Keep every word of the listing and reproduce it exactly, but set aside any image found there.
----
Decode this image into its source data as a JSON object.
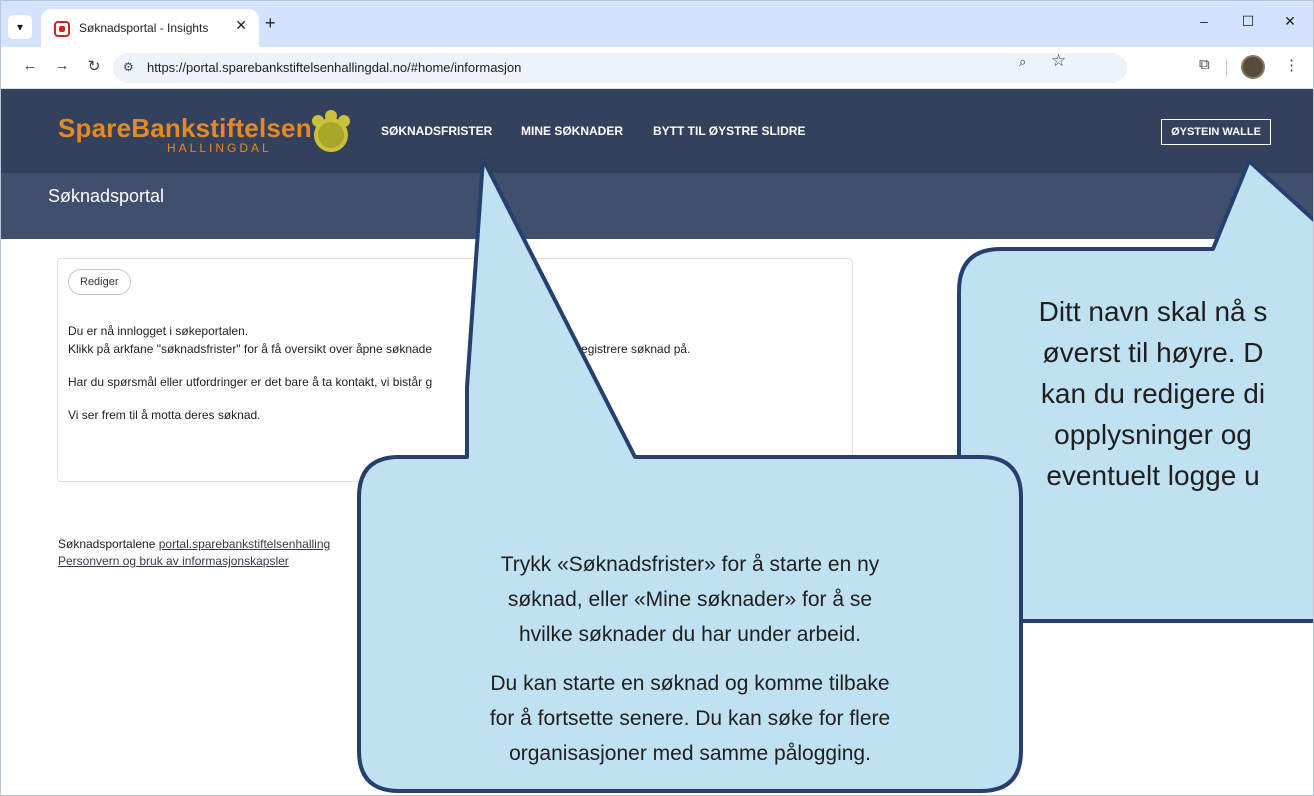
{
  "browser": {
    "tab_title": "Søknadsportal - Insights",
    "url": "https://portal.sparebankstiftelsenhallingdal.no/#home/informasjon",
    "icons": [
      "tab-search-icon",
      "favicon-icon",
      "close-icon",
      "new-tab-icon",
      "minimize-icon",
      "maximize-icon",
      "back-icon",
      "forward-icon",
      "reload-icon",
      "site-info-icon",
      "zoom-icon",
      "bookmark-star-icon",
      "extensions-icon",
      "profile-icon",
      "menu-icon"
    ]
  },
  "site": {
    "logo_main": "SpareBankstiftelsen",
    "logo_sub": "HALLINGDAL",
    "brand_color": "#e58a22",
    "header_color": "#33415c",
    "nav": [
      "SØKNADSFRISTER",
      "MINE SØKNADER",
      "BYTT TIL ØYSTRE SLIDRE"
    ],
    "user_button": "ØYSTEIN WALLE",
    "portal_title": "Søknadsportal"
  },
  "panel": {
    "edit_label": "Rediger",
    "lines": [
      "Du er nå innlogget i søkeportalen.",
      "Klikk på arkfane \"søknadsfrister\" for å få oversikt over åpne søknade",
      "Har du spørsmål eller utfordringer er det bare å ta kontakt, vi bistår g",
      "Vi ser frem til å motta deres søknad."
    ],
    "line2_tail": "u/dere vil registrere søknad på."
  },
  "footer": {
    "prefix": "Søknadsportalene ",
    "portal_link": "portal.sparebankstiftelsenhalling",
    "privacy_link": "Personvern og bruk av informasjonskapsler"
  },
  "callouts": {
    "fill_color": "#bfe1f2",
    "stroke_color": "#263f6e",
    "right_lines": [
      "Ditt navn skal nå s",
      "øverst til høyre. D",
      "kan du redigere di",
      "opplysninger og",
      "eventuelt logge u"
    ],
    "center_para1": [
      "Trykk «Søknadsfrister» for å starte en ny",
      "søknad, eller «Mine søknader» for å se",
      "hvilke søknader du har under arbeid."
    ],
    "center_para2": [
      "Du kan starte en søknad og komme tilbake",
      "for å fortsette senere. Du kan søke for flere",
      "organisasjoner med samme pålogging."
    ]
  }
}
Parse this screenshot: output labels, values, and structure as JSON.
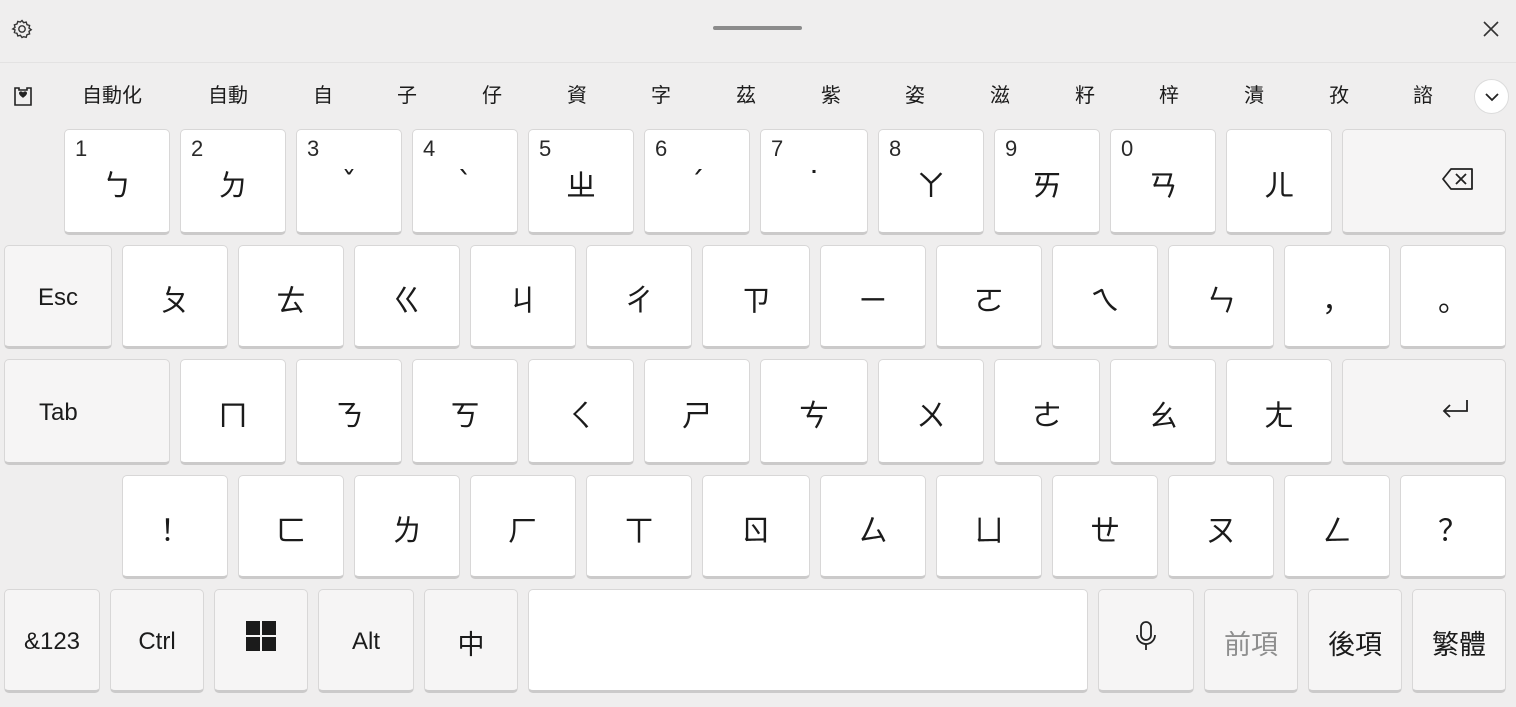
{
  "candidates": [
    "自動化",
    "自動",
    "自",
    "子",
    "仔",
    "資",
    "字",
    "茲",
    "紫",
    "姿",
    "滋",
    "籽",
    "梓",
    "漬",
    "孜",
    "諮"
  ],
  "rows": {
    "numbers": [
      {
        "num": "1",
        "main": "ㄅ"
      },
      {
        "num": "2",
        "main": "ㄉ"
      },
      {
        "num": "3",
        "main": "ˇ"
      },
      {
        "num": "4",
        "main": "ˋ"
      },
      {
        "num": "5",
        "main": "ㄓ"
      },
      {
        "num": "6",
        "main": "ˊ"
      },
      {
        "num": "7",
        "main": "˙"
      },
      {
        "num": "8",
        "main": "ㄚ"
      },
      {
        "num": "9",
        "main": "ㄞ"
      },
      {
        "num": "0",
        "main": "ㄢ"
      },
      {
        "num": "",
        "main": "ㄦ"
      }
    ],
    "row2": [
      "Esc",
      "ㄆ",
      "ㄊ",
      "ㄍ",
      "ㄐ",
      "ㄔ",
      "ㄗ",
      "ㄧ",
      "ㄛ",
      "ㄟ",
      "ㄣ",
      "，",
      "。"
    ],
    "row3": [
      "Tab",
      "ㄇ",
      "ㄋ",
      "ㄎ",
      "ㄑ",
      "ㄕ",
      "ㄘ",
      "ㄨ",
      "ㄜ",
      "ㄠ",
      "ㄤ"
    ],
    "row4": [
      "！",
      "ㄈ",
      "ㄌ",
      "ㄏ",
      "ㄒ",
      "ㄖ",
      "ㄙ",
      "ㄩ",
      "ㄝ",
      "ㄡ",
      "ㄥ",
      "？"
    ],
    "bottom": {
      "symbols": "&123",
      "ctrl": "Ctrl",
      "alt": "Alt",
      "ime": "中",
      "prev": "前項",
      "next": "後項",
      "trad": "繁體"
    }
  },
  "icons": {
    "settings": "gear-icon",
    "close": "close-icon",
    "favorites": "clipboard-heart-icon",
    "expand": "chevron-down-icon",
    "backspace": "backspace-icon",
    "enter": "enter-icon",
    "windows": "windows-logo-icon",
    "mic": "microphone-icon"
  },
  "colors": {
    "background": "#efeeee",
    "key": "#ffffff",
    "disabled_text": "#8e8e8e"
  }
}
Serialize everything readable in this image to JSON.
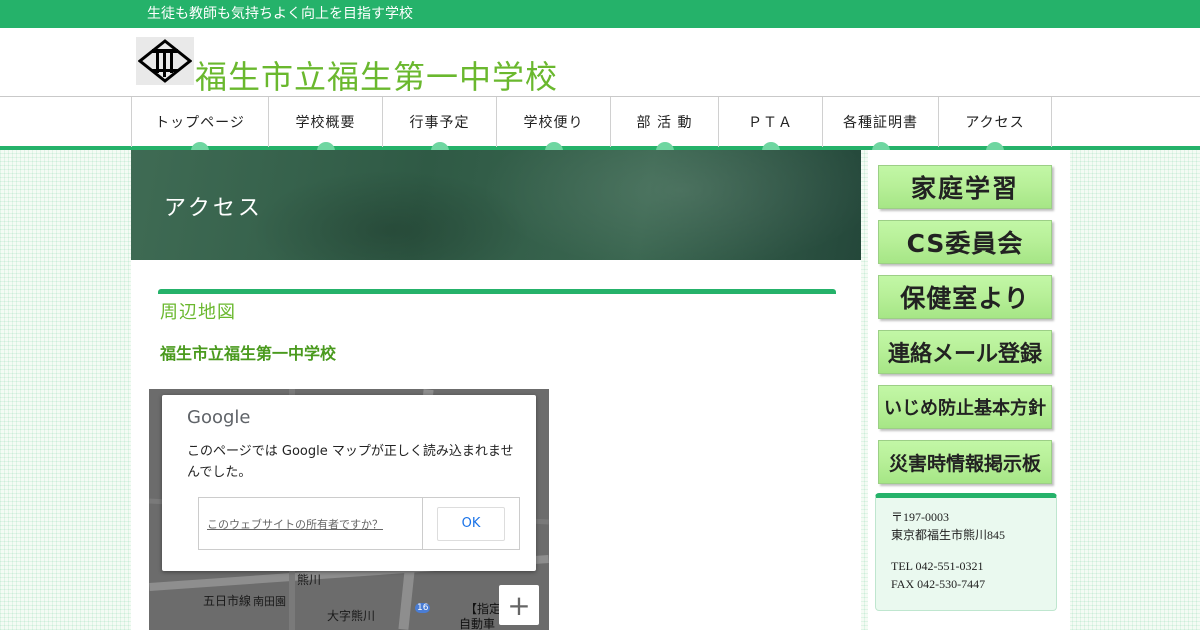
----
### SOLUTION FOR THIS TASK
Decode this image into its source data as a JSON object.
{
  "browser": {
    "tab_title": "Søknadsportal - Insights",
    "url": "https://portal.sparebankstiftelsenhallingdal.no/#home/informasjon",
    "icons": [
      "tab-search-icon",
      "favicon-icon",
      "close-icon",
      "new-tab-icon",
      "minimize-icon",
      "maximize-icon",
      "back-icon",
      "forward-icon",
      "reload-icon",
      "site-info-icon",
      "zoom-icon",
      "bookmark-star-icon",
      "extensions-icon",
      "profile-icon",
      "menu-icon"
    ]
  },
  "site": {
    "logo_main": "SpareBankstiftelsen",
    "logo_sub": "HALLINGDAL",
    "brand_color": "#e58a22",
    "header_color": "#33415c",
    "nav": [
      "SØKNADSFRISTER",
      "MINE SØKNADER",
      "BYTT TIL ØYSTRE SLIDRE"
    ],
    "user_button": "ØYSTEIN WALLE",
    "portal_title": "Søknadsportal"
  },
  "panel": {
    "edit_label": "Rediger",
    "lines": [
      "Du er nå innlogget i søkeportalen.",
      "Klikk på arkfane \"søknadsfrister\" for å få oversikt over åpne søknade",
      "Har du spørsmål eller utfordringer er det bare å ta kontakt, vi bistår g",
      "Vi ser frem til å motta deres søknad."
    ],
    "line2_tail": "u/dere vil registrere søknad på."
  },
  "footer": {
    "prefix": "Søknadsportalene ",
    "portal_link": "portal.sparebankstiftelsenhalling",
    "privacy_link": "Personvern og bruk av informasjonskapsler"
  },
  "callouts": {
    "fill_color": "#bfe1f2",
    "stroke_color": "#263f6e",
    "right_lines": [
      "Ditt navn skal nå s",
      "øverst til høyre. D",
      "kan du redigere di",
      "opplysninger og",
      "eventuelt logge u"
    ],
    "center_para1": [
      "Trykk «Søknadsfrister» for å starte en ny",
      "søknad, eller «Mine søknader» for å se",
      "hvilke søknader du har under arbeid."
    ],
    "center_para2": [
      "Du kan starte en søknad og komme tilbake",
      "for å fortsette senere. Du kan søke for flere",
      "organisasjoner med samme pålogging."
    ]
  }
}
Parse this screenshot: output labels, values, and structure as JSON.
{
  "candidates": [
    "自動化",
    "自動",
    "自",
    "子",
    "仔",
    "資",
    "字",
    "茲",
    "紫",
    "姿",
    "滋",
    "籽",
    "梓",
    "漬",
    "孜",
    "諮"
  ],
  "rows": {
    "numbers": [
      {
        "num": "1",
        "main": "ㄅ"
      },
      {
        "num": "2",
        "main": "ㄉ"
      },
      {
        "num": "3",
        "main": "ˇ"
      },
      {
        "num": "4",
        "main": "ˋ"
      },
      {
        "num": "5",
        "main": "ㄓ"
      },
      {
        "num": "6",
        "main": "ˊ"
      },
      {
        "num": "7",
        "main": "˙"
      },
      {
        "num": "8",
        "main": "ㄚ"
      },
      {
        "num": "9",
        "main": "ㄞ"
      },
      {
        "num": "0",
        "main": "ㄢ"
      },
      {
        "num": "",
        "main": "ㄦ"
      }
    ],
    "row2": [
      "Esc",
      "ㄆ",
      "ㄊ",
      "ㄍ",
      "ㄐ",
      "ㄔ",
      "ㄗ",
      "ㄧ",
      "ㄛ",
      "ㄟ",
      "ㄣ",
      "，",
      "。"
    ],
    "row3": [
      "Tab",
      "ㄇ",
      "ㄋ",
      "ㄎ",
      "ㄑ",
      "ㄕ",
      "ㄘ",
      "ㄨ",
      "ㄜ",
      "ㄠ",
      "ㄤ"
    ],
    "row4": [
      "！",
      "ㄈ",
      "ㄌ",
      "ㄏ",
      "ㄒ",
      "ㄖ",
      "ㄙ",
      "ㄩ",
      "ㄝ",
      "ㄡ",
      "ㄥ",
      "？"
    ],
    "bottom": {
      "symbols": "&123",
      "ctrl": "Ctrl",
      "alt": "Alt",
      "ime": "中",
      "prev": "前項",
      "next": "後項",
      "trad": "繁體"
    }
  },
  "icons": {
    "settings": "gear-icon",
    "close": "close-icon",
    "favorites": "clipboard-heart-icon",
    "expand": "chevron-down-icon",
    "backspace": "backspace-icon",
    "enter": "enter-icon",
    "windows": "windows-logo-icon",
    "mic": "microphone-icon"
  },
  "colors": {
    "background": "#efeeee",
    "key": "#ffffff",
    "disabled_text": "#8e8e8e"
  }
}
Serialize everything readable in this image to JSON.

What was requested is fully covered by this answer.